TASK DETAILS: Give the records again, every one, exactly.

═════ ENTRIES PROVIDED ═════

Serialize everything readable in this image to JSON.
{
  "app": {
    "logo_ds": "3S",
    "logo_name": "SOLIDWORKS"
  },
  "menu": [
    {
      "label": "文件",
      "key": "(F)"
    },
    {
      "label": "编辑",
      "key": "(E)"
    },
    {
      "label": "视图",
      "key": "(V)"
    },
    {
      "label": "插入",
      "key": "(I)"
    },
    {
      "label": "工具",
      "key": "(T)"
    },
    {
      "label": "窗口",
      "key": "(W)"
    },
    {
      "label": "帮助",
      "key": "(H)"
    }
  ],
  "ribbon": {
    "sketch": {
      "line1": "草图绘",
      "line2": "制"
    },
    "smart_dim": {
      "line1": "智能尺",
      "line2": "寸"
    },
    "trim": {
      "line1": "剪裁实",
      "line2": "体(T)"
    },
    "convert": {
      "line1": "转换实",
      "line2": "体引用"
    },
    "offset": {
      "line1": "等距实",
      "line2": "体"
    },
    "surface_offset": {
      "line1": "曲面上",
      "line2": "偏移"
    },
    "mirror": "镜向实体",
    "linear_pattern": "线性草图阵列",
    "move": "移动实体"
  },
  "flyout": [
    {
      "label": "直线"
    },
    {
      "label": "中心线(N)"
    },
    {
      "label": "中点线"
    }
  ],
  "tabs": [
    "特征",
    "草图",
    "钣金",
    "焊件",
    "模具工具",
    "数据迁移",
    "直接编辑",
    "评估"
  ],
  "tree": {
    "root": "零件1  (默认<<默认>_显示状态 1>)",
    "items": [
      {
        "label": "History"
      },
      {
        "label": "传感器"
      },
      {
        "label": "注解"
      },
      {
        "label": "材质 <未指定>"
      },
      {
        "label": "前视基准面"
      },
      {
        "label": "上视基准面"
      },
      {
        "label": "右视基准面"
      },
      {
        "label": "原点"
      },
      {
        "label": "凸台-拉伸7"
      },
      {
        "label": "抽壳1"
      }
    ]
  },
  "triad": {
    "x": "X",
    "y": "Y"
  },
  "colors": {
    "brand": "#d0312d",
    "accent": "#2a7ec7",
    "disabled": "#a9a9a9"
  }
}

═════

SOLUTION TO THE EXERCISE:
Serialize everything readable in this image to JSON.
{
  "app": {
    "logo_ds": "3S",
    "logo_name": "SOLIDWORKS"
  },
  "menu": [
    {
      "label": "文件",
      "key": "(F)"
    },
    {
      "label": "编辑",
      "key": "(E)"
    },
    {
      "label": "视图",
      "key": "(V)"
    },
    {
      "label": "插入",
      "key": "(I)"
    },
    {
      "label": "工具",
      "key": "(T)"
    },
    {
      "label": "窗口",
      "key": "(W)"
    },
    {
      "label": "帮助",
      "key": "(H)"
    }
  ],
  "ribbon": {
    "sketch": {
      "line1": "草图绘",
      "line2": "制"
    },
    "smart_dim": {
      "line1": "智能尺",
      "line2": "寸"
    },
    "trim": {
      "line1": "剪裁实",
      "line2": "体(T)"
    },
    "convert": {
      "line1": "转换实",
      "line2": "体引用"
    },
    "offset": {
      "line1": "等距实",
      "line2": "体"
    },
    "surface_offset": {
      "line1": "曲面上",
      "line2": "偏移"
    },
    "mirror": "镜向实体",
    "linear_pattern": "线性草图阵列",
    "move": "移动实体"
  },
  "flyout": [
    {
      "label": "直线"
    },
    {
      "label": "中心线(N)"
    },
    {
      "label": "中点线"
    }
  ],
  "tabs": [
    "特征",
    "草图",
    "钣金",
    "焊件",
    "模具工具",
    "数据迁移",
    "直接编辑",
    "评估"
  ],
  "tree": {
    "root": "零件1  (默认<<默认>_显示状态 1>)",
    "items": [
      {
        "label": "History"
      },
      {
        "label": "传感器"
      },
      {
        "label": "注解"
      },
      {
        "label": "材质 <未指定>"
      },
      {
        "label": "前视基准面"
      },
      {
        "label": "上视基准面"
      },
      {
        "label": "右视基准面"
      },
      {
        "label": "原点"
      },
      {
        "label": "凸台-拉伸7"
      },
      {
        "label": "抽壳1"
      }
    ]
  },
  "triad": {
    "x": "X",
    "y": "Y"
  },
  "colors": {
    "brand": "#d0312d",
    "accent": "#2a7ec7",
    "disabled": "#a9a9a9"
  }
}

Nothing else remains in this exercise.